REQUIREMENT: Only lines with the word "icon" are wanted; copy each of them from the listing below.

DATASET EXTRACT:
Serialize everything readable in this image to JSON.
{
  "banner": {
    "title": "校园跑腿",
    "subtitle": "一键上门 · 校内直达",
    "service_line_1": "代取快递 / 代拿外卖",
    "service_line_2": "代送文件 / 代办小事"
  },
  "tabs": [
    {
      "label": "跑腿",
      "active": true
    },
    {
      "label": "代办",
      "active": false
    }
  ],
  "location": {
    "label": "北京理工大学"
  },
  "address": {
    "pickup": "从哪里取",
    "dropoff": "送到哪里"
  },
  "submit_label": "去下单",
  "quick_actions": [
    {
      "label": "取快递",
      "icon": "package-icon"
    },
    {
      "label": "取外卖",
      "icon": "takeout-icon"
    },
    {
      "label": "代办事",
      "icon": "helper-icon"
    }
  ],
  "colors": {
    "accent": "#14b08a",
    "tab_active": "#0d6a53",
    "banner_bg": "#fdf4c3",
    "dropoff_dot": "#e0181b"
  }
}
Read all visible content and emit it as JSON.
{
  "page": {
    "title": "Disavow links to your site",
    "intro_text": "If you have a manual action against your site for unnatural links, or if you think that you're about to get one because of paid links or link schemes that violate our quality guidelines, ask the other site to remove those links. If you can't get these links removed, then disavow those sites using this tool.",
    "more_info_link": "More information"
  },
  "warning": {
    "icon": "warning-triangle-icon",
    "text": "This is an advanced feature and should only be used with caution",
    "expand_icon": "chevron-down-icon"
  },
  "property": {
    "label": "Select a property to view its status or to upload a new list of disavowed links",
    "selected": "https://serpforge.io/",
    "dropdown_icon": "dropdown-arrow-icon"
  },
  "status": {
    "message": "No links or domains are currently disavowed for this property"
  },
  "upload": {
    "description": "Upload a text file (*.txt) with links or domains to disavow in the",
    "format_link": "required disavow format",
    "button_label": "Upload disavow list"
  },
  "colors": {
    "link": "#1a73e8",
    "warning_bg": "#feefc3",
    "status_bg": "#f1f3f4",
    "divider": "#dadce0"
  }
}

SOLUTION TO THIS TASK:
      "icon": "package-icon"
      "icon": "takeout-icon"
      "icon": "helper-icon"
    "icon": "warning-triangle-icon",
    "expand_icon": "chevron-down-icon"
    "dropdown_icon": "dropdown-arrow-icon"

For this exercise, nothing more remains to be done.